**How to complete this task:** Each line of the listing below that includes "クイック" must be copied.

**Records for the exercise:**
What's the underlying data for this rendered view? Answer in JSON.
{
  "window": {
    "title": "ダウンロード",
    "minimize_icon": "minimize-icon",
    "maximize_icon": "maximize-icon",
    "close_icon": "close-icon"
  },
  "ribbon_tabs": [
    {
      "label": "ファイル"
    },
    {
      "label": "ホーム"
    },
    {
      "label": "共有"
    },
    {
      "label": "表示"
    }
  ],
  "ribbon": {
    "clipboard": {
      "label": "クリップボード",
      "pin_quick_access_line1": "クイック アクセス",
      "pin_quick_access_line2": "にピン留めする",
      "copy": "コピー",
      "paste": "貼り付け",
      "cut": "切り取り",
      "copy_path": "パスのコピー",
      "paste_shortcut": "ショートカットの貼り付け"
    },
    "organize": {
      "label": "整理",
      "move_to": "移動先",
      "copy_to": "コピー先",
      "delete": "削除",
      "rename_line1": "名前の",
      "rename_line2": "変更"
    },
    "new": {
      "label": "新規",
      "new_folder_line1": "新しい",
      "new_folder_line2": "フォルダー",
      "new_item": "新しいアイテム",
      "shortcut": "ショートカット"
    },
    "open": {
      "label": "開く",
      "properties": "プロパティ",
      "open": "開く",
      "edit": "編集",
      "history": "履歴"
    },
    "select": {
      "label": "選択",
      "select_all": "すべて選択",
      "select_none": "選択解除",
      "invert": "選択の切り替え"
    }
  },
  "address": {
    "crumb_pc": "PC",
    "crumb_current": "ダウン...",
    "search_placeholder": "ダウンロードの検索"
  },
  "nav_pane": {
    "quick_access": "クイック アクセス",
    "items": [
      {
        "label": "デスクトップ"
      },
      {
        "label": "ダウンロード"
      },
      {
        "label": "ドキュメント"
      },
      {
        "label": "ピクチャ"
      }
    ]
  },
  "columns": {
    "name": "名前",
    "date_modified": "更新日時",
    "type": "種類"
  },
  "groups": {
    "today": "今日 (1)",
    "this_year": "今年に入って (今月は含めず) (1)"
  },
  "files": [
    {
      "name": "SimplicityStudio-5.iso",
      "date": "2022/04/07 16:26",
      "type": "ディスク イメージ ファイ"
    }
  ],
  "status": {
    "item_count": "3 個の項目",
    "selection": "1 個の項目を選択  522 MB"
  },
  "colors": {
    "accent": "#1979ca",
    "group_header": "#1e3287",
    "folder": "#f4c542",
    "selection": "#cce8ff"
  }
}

**Solution to the problem:**
      "pin_quick_access_line1": "クイック アクセス",
    "quick_access": "クイック アクセス",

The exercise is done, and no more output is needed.